WORK INSTRUCTIONS:
Omitting every picture, output the records below exactly, please.

Records drawn from a dataset:
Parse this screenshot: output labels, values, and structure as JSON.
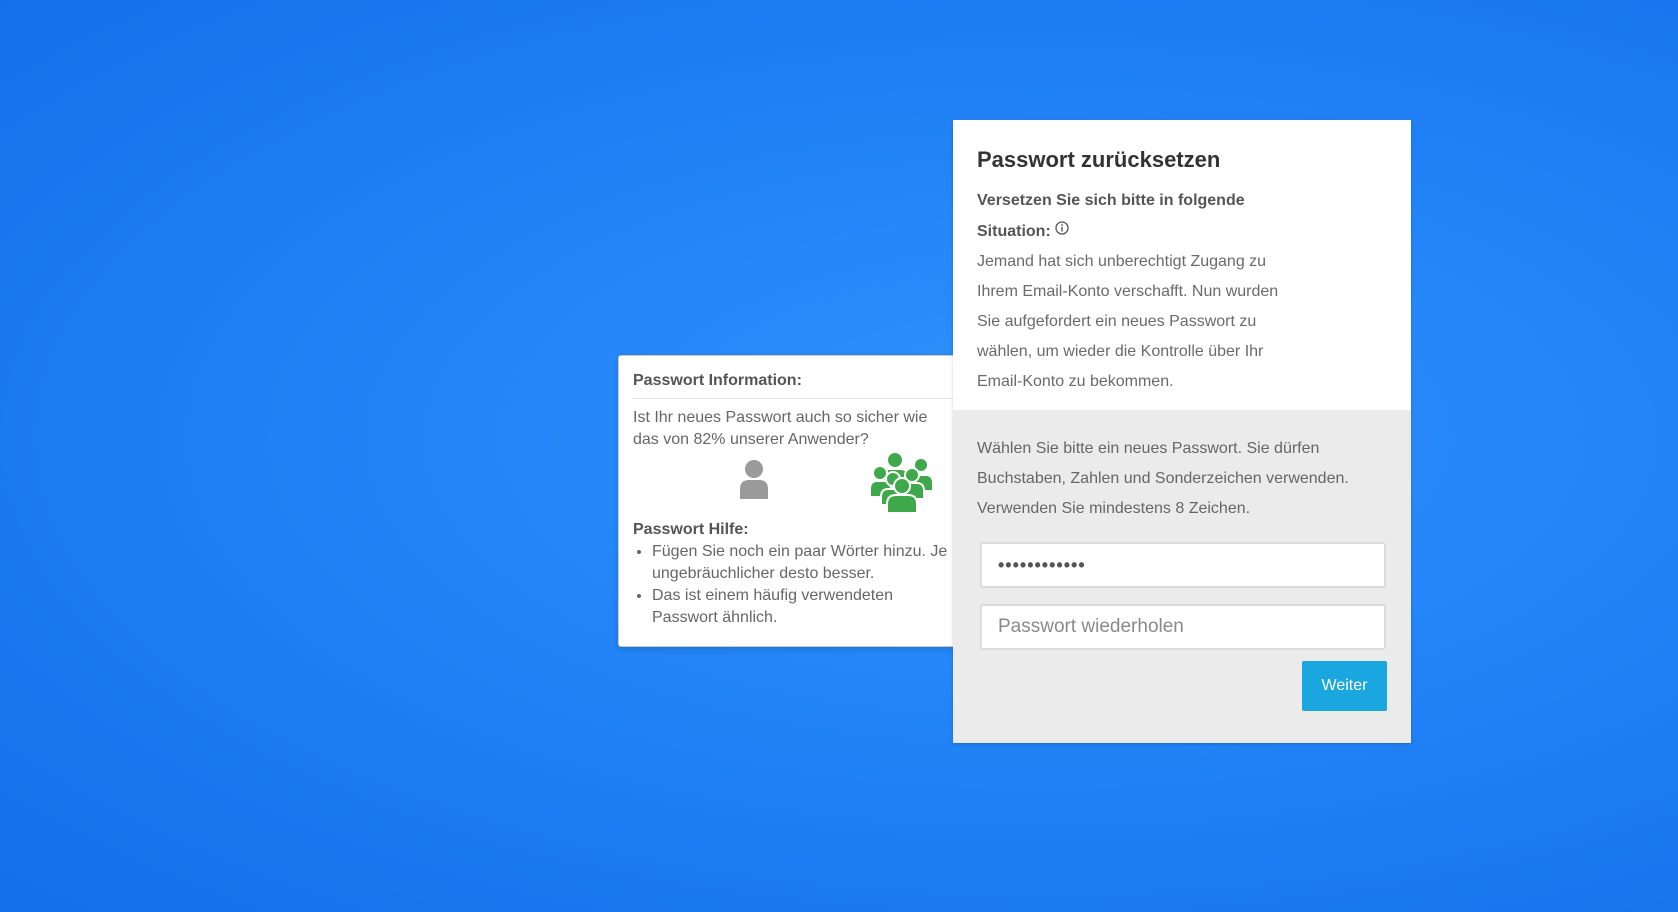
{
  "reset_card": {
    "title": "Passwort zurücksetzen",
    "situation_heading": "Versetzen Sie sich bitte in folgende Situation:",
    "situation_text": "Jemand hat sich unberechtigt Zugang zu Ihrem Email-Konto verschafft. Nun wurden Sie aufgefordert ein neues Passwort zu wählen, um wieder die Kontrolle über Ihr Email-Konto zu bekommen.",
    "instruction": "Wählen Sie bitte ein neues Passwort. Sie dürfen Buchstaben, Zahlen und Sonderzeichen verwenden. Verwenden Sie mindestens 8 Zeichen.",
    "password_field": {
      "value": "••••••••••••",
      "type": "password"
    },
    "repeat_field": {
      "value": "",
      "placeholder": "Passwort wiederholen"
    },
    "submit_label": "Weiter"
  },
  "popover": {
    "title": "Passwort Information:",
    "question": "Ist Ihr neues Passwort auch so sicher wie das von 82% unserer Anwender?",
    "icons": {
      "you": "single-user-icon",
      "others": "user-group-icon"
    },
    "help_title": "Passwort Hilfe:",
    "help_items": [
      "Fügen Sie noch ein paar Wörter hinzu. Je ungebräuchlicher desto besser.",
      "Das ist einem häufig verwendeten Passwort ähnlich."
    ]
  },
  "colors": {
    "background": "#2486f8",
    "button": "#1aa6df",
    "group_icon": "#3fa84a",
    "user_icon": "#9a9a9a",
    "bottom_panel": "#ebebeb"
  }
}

OUTPUT OF THE TASK:
Parse this screenshot: output labels, values, and structure as JSON.
{
  "reset_card": {
    "title": "Passwort zurücksetzen",
    "situation_heading": "Versetzen Sie sich bitte in folgende Situation:",
    "situation_text": "Jemand hat sich unberechtigt Zugang zu Ihrem Email-Konto verschafft. Nun wurden Sie aufgefordert ein neues Passwort zu wählen, um wieder die Kontrolle über Ihr Email-Konto zu bekommen.",
    "instruction": "Wählen Sie bitte ein neues Passwort. Sie dürfen Buchstaben, Zahlen und Sonderzeichen verwenden. Verwenden Sie mindestens 8 Zeichen.",
    "password_field": {
      "value": "••••••••••••",
      "type": "password"
    },
    "repeat_field": {
      "value": "",
      "placeholder": "Passwort wiederholen"
    },
    "submit_label": "Weiter"
  },
  "popover": {
    "title": "Passwort Information:",
    "question": "Ist Ihr neues Passwort auch so sicher wie das von 82% unserer Anwender?",
    "icons": {
      "you": "single-user-icon",
      "others": "user-group-icon"
    },
    "help_title": "Passwort Hilfe:",
    "help_items": [
      "Fügen Sie noch ein paar Wörter hinzu. Je ungebräuchlicher desto besser.",
      "Das ist einem häufig verwendeten Passwort ähnlich."
    ]
  },
  "colors": {
    "background": "#2486f8",
    "button": "#1aa6df",
    "group_icon": "#3fa84a",
    "user_icon": "#9a9a9a",
    "bottom_panel": "#ebebeb"
  }
}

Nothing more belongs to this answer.